**Exercise requirements:**
An exact copy of the data is required; the images should not appear in it.

**Given entries:**
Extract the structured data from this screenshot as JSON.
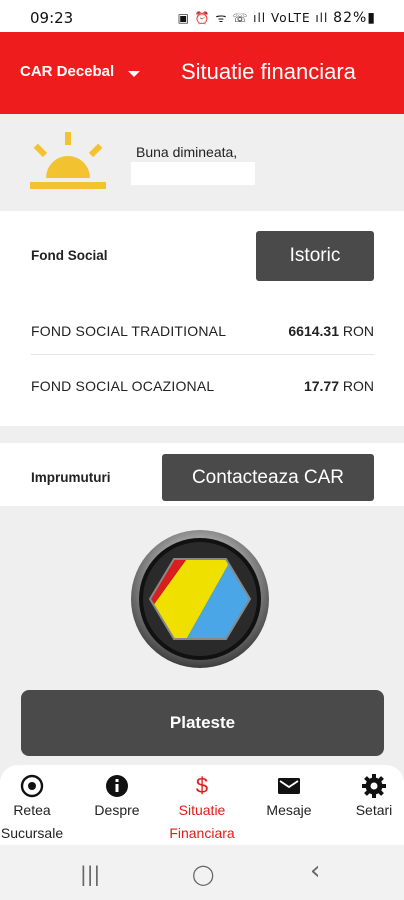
{
  "status_bar": {
    "time": "09:23",
    "icons": "▣ ⏰ ᯤ ☏ ıll VoLTE ıll",
    "battery": "82%▮"
  },
  "header": {
    "org_name": "CAR Decebal",
    "title": "Situatie financiara",
    "accent_color": "#ee1c1c"
  },
  "greeting": {
    "text": "Buna dimineata,",
    "icon": "sunrise-icon"
  },
  "fond": {
    "title": "Fond Social",
    "history_button": "Istoric",
    "rows": [
      {
        "label": "FOND SOCIAL TRADITIONAL",
        "amount": "6614.31",
        "currency": " RON"
      },
      {
        "label": "FOND SOCIAL OCAZIONAL",
        "amount": "17.77",
        "currency": " RON"
      }
    ]
  },
  "imprumuturi": {
    "title": "Imprumuturi",
    "contact_button": "Contacteaza CAR"
  },
  "pay_button": "Plateste",
  "bottom_nav": [
    {
      "label": "Retea Sucursale",
      "icon": "target-icon"
    },
    {
      "label": "Despre",
      "icon": "info-icon"
    },
    {
      "label": "Situatie Financiara",
      "icon": "dollar-icon",
      "active": true
    },
    {
      "label": "Mesaje",
      "icon": "mail-icon"
    },
    {
      "label": "Setari",
      "icon": "gear-icon"
    }
  ],
  "bottom_nav_lines": {
    "retea_1": "Retea",
    "retea_2": "Sucursale",
    "situatie_1": "Situatie",
    "situatie_2": "Financiara",
    "dollar": "$"
  },
  "system_nav": {
    "recents": "|||",
    "home": "◯",
    "back": "‹"
  }
}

**Result below:**
Extract the structured data from this screenshot as JSON.
{
  "status_bar": {
    "time": "09:23",
    "icons": "▣ ⏰ ᯤ ☏ ıll VoLTE ıll",
    "battery": "82%▮"
  },
  "header": {
    "org_name": "CAR Decebal",
    "title": "Situatie financiara",
    "accent_color": "#ee1c1c"
  },
  "greeting": {
    "text": "Buna dimineata,",
    "icon": "sunrise-icon"
  },
  "fond": {
    "title": "Fond Social",
    "history_button": "Istoric",
    "rows": [
      {
        "label": "FOND SOCIAL TRADITIONAL",
        "amount": "6614.31",
        "currency": " RON"
      },
      {
        "label": "FOND SOCIAL OCAZIONAL",
        "amount": "17.77",
        "currency": " RON"
      }
    ]
  },
  "imprumuturi": {
    "title": "Imprumuturi",
    "contact_button": "Contacteaza CAR"
  },
  "pay_button": "Plateste",
  "bottom_nav": [
    {
      "label": "Retea Sucursale",
      "icon": "target-icon"
    },
    {
      "label": "Despre",
      "icon": "info-icon"
    },
    {
      "label": "Situatie Financiara",
      "icon": "dollar-icon",
      "active": true
    },
    {
      "label": "Mesaje",
      "icon": "mail-icon"
    },
    {
      "label": "Setari",
      "icon": "gear-icon"
    }
  ],
  "bottom_nav_lines": {
    "retea_1": "Retea",
    "retea_2": "Sucursale",
    "situatie_1": "Situatie",
    "situatie_2": "Financiara",
    "dollar": "$"
  },
  "system_nav": {
    "recents": "|||",
    "home": "◯",
    "back": "‹"
  }
}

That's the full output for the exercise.